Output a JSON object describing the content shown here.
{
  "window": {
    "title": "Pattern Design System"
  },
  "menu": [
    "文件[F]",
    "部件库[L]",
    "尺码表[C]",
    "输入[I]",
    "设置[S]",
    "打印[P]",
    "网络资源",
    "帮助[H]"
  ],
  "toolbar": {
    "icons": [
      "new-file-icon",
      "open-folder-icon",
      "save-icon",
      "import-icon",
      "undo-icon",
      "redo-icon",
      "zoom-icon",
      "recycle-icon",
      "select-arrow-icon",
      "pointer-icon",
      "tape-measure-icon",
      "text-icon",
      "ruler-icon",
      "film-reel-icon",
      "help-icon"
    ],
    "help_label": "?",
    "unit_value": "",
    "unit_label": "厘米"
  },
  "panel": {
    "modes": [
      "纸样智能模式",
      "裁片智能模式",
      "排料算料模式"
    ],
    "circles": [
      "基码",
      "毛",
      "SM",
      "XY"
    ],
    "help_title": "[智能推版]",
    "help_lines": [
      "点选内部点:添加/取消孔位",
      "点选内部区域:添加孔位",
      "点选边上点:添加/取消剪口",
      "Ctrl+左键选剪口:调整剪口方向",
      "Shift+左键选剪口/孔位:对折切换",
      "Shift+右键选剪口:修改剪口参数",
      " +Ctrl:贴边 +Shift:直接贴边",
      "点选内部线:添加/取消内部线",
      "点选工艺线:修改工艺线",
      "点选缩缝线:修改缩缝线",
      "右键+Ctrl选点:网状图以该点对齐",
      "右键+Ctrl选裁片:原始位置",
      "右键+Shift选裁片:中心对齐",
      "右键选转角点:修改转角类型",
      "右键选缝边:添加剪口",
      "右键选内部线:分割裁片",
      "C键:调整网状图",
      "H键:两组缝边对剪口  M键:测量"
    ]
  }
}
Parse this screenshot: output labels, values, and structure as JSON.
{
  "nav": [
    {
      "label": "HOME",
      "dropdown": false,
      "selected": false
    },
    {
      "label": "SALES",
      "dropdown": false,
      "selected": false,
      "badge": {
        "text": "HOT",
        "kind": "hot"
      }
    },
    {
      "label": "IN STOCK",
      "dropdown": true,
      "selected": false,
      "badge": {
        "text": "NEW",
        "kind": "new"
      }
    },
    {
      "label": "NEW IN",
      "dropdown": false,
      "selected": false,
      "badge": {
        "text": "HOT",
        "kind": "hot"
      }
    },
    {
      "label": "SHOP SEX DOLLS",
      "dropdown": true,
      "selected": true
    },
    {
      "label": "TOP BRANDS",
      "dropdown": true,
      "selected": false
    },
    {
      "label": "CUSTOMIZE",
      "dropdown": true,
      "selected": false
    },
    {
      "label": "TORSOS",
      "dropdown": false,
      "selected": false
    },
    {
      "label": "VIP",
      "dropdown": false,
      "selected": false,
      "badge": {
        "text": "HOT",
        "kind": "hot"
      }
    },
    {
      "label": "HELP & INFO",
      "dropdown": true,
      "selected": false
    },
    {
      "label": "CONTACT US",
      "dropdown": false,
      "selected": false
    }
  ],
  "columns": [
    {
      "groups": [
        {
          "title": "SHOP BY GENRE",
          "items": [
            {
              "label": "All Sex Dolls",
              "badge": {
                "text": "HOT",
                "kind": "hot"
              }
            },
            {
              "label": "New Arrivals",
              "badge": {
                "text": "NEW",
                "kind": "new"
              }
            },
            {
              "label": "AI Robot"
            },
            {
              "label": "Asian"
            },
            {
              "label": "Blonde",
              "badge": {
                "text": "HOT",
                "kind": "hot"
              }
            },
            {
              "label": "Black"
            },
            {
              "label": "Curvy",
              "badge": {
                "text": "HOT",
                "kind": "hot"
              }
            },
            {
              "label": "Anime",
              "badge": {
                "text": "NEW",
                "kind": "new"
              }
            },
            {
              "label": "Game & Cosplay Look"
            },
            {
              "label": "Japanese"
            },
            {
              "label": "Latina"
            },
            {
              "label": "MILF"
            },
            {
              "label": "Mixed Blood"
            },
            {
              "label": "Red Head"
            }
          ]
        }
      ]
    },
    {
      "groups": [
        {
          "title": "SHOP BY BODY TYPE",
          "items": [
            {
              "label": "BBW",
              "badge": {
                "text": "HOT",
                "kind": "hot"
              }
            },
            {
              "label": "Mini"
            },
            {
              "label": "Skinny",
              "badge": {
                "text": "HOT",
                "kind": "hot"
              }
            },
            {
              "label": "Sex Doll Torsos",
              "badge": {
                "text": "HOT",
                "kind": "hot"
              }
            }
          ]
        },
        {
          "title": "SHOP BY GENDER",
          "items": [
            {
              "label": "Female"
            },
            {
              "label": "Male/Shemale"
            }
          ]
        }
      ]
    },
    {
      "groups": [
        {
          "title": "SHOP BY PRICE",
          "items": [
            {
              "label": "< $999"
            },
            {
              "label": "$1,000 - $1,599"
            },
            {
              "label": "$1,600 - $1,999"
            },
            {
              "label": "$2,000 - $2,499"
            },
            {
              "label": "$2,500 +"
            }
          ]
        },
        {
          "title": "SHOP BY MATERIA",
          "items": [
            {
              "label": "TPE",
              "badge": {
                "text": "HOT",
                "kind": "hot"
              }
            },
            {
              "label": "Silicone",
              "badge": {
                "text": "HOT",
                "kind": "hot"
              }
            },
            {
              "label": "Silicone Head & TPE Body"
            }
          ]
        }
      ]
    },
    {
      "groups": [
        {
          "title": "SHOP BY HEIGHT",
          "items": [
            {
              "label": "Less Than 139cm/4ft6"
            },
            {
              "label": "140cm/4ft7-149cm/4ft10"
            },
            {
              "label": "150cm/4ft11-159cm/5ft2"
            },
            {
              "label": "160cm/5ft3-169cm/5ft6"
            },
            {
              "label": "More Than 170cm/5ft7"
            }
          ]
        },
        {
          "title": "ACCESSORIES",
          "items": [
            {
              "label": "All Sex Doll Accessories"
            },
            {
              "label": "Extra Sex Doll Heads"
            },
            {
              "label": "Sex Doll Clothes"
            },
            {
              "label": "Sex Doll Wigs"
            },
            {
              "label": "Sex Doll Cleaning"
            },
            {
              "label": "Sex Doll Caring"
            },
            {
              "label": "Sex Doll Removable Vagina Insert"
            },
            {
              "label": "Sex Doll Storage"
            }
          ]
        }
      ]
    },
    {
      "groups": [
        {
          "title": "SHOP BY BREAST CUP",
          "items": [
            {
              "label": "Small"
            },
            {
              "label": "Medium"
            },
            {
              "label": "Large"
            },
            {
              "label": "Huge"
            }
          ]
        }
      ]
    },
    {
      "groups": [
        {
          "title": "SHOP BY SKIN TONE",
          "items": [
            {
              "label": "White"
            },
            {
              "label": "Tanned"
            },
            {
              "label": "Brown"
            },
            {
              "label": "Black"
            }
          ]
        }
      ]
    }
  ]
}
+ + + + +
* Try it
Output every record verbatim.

* Solved problem
Output a JSON object describing the content shown here.
{
  "window": {
    "title": "Pattern Design System"
  },
  "menu": [
    "文件[F]",
    "部件库[L]",
    "尺码表[C]",
    "输入[I]",
    "设置[S]",
    "打印[P]",
    "网络资源",
    "帮助[H]"
  ],
  "toolbar": {
    "icons": [
      "new-file-icon",
      "open-folder-icon",
      "save-icon",
      "import-icon",
      "undo-icon",
      "redo-icon",
      "zoom-icon",
      "recycle-icon",
      "select-arrow-icon",
      "pointer-icon",
      "tape-measure-icon",
      "text-icon",
      "ruler-icon",
      "film-reel-icon",
      "help-icon"
    ],
    "help_label": "?",
    "unit_value": "",
    "unit_label": "厘米"
  },
  "panel": {
    "modes": [
      "纸样智能模式",
      "裁片智能模式",
      "排料算料模式"
    ],
    "circles": [
      "基码",
      "毛",
      "SM",
      "XY"
    ],
    "help_title": "[智能推版]",
    "help_lines": [
      "点选内部点:添加/取消孔位",
      "点选内部区域:添加孔位",
      "点选边上点:添加/取消剪口",
      "Ctrl+左键选剪口:调整剪口方向",
      "Shift+左键选剪口/孔位:对折切换",
      "Shift+右键选剪口:修改剪口参数",
      " +Ctrl:贴边 +Shift:直接贴边",
      "点选内部线:添加/取消内部线",
      "点选工艺线:修改工艺线",
      "点选缩缝线:修改缩缝线",
      "右键+Ctrl选点:网状图以该点对齐",
      "右键+Ctrl选裁片:原始位置",
      "右键+Shift选裁片:中心对齐",
      "右键选转角点:修改转角类型",
      "右键选缝边:添加剪口",
      "右键选内部线:分割裁片",
      "C键:调整网状图",
      "H键:两组缝边对剪口  M键:测量"
    ]
  }
}
Parse this screenshot: output labels, values, and structure as JSON.
{
  "nav": [
    {
      "label": "HOME",
      "dropdown": false,
      "selected": false
    },
    {
      "label": "SALES",
      "dropdown": false,
      "selected": false,
      "badge": {
        "text": "HOT",
        "kind": "hot"
      }
    },
    {
      "label": "IN STOCK",
      "dropdown": true,
      "selected": false,
      "badge": {
        "text": "NEW",
        "kind": "new"
      }
    },
    {
      "label": "NEW IN",
      "dropdown": false,
      "selected": false,
      "badge": {
        "text": "HOT",
        "kind": "hot"
      }
    },
    {
      "label": "SHOP SEX DOLLS",
      "dropdown": true,
      "selected": true
    },
    {
      "label": "TOP BRANDS",
      "dropdown": true,
      "selected": false
    },
    {
      "label": "CUSTOMIZE",
      "dropdown": true,
      "selected": false
    },
    {
      "label": "TORSOS",
      "dropdown": false,
      "selected": false
    },
    {
      "label": "VIP",
      "dropdown": false,
      "selected": false,
      "badge": {
        "text": "HOT",
        "kind": "hot"
      }
    },
    {
      "label": "HELP & INFO",
      "dropdown": true,
      "selected": false
    },
    {
      "label": "CONTACT US",
      "dropdown": false,
      "selected": false
    }
  ],
  "columns": [
    {
      "groups": [
        {
          "title": "SHOP BY GENRE",
          "items": [
            {
              "label": "All Sex Dolls",
              "badge": {
                "text": "HOT",
                "kind": "hot"
              }
            },
            {
              "label": "New Arrivals",
              "badge": {
                "text": "NEW",
                "kind": "new"
              }
            },
            {
              "label": "AI Robot"
            },
            {
              "label": "Asian"
            },
            {
              "label": "Blonde",
              "badge": {
                "text": "HOT",
                "kind": "hot"
              }
            },
            {
              "label": "Black"
            },
            {
              "label": "Curvy",
              "badge": {
                "text": "HOT",
                "kind": "hot"
              }
            },
            {
              "label": "Anime",
              "badge": {
                "text": "NEW",
                "kind": "new"
              }
            },
            {
              "label": "Game & Cosplay Look"
            },
            {
              "label": "Japanese"
            },
            {
              "label": "Latina"
            },
            {
              "label": "MILF"
            },
            {
              "label": "Mixed Blood"
            },
            {
              "label": "Red Head"
            }
          ]
        }
      ]
    },
    {
      "groups": [
        {
          "title": "SHOP BY BODY TYPE",
          "items": [
            {
              "label": "BBW",
              "badge": {
                "text": "HOT",
                "kind": "hot"
              }
            },
            {
              "label": "Mini"
            },
            {
              "label": "Skinny",
              "badge": {
                "text": "HOT",
                "kind": "hot"
              }
            },
            {
              "label": "Sex Doll Torsos",
              "badge": {
                "text": "HOT",
                "kind": "hot"
              }
            }
          ]
        },
        {
          "title": "SHOP BY GENDER",
          "items": [
            {
              "label": "Female"
            },
            {
              "label": "Male/Shemale"
            }
          ]
        }
      ]
    },
    {
      "groups": [
        {
          "title": "SHOP BY PRICE",
          "items": [
            {
              "label": "< $999"
            },
            {
              "label": "$1,000 - $1,599"
            },
            {
              "label": "$1,600 - $1,999"
            },
            {
              "label": "$2,000 - $2,499"
            },
            {
              "label": "$2,500 +"
            }
          ]
        },
        {
          "title": "SHOP BY MATERIA",
          "items": [
            {
              "label": "TPE",
              "badge": {
                "text": "HOT",
                "kind": "hot"
              }
            },
            {
              "label": "Silicone",
              "badge": {
                "text": "HOT",
                "kind": "hot"
              }
            },
            {
              "label": "Silicone Head & TPE Body"
            }
          ]
        }
      ]
    },
    {
      "groups": [
        {
          "title": "SHOP BY HEIGHT",
          "items": [
            {
              "label": "Less Than 139cm/4ft6"
            },
            {
              "label": "140cm/4ft7-149cm/4ft10"
            },
            {
              "label": "150cm/4ft11-159cm/5ft2"
            },
            {
              "label": "160cm/5ft3-169cm/5ft6"
            },
            {
              "label": "More Than 170cm/5ft7"
            }
          ]
        },
        {
          "title": "ACCESSORIES",
          "items": [
            {
              "label": "All Sex Doll Accessories"
            },
            {
              "label": "Extra Sex Doll Heads"
            },
            {
              "label": "Sex Doll Clothes"
            },
            {
              "label": "Sex Doll Wigs"
            },
            {
              "label": "Sex Doll Cleaning"
            },
            {
              "label": "Sex Doll Caring"
            },
            {
              "label": "Sex Doll Removable Vagina Insert"
            },
            {
              "label": "Sex Doll Storage"
            }
          ]
        }
      ]
    },
    {
      "groups": [
        {
          "title": "SHOP BY BREAST CUP",
          "items": [
            {
              "label": "Small"
            },
            {
              "label": "Medium"
            },
            {
              "label": "Large"
            },
            {
              "label": "Huge"
            }
          ]
        }
      ]
    },
    {
      "groups": [
        {
          "title": "SHOP BY SKIN TONE",
          "items": [
            {
              "label": "White"
            },
            {
              "label": "Tanned"
            },
            {
              "label": "Brown"
            },
            {
              "label": "Black"
            }
          ]
        }
      ]
    }
  ]
}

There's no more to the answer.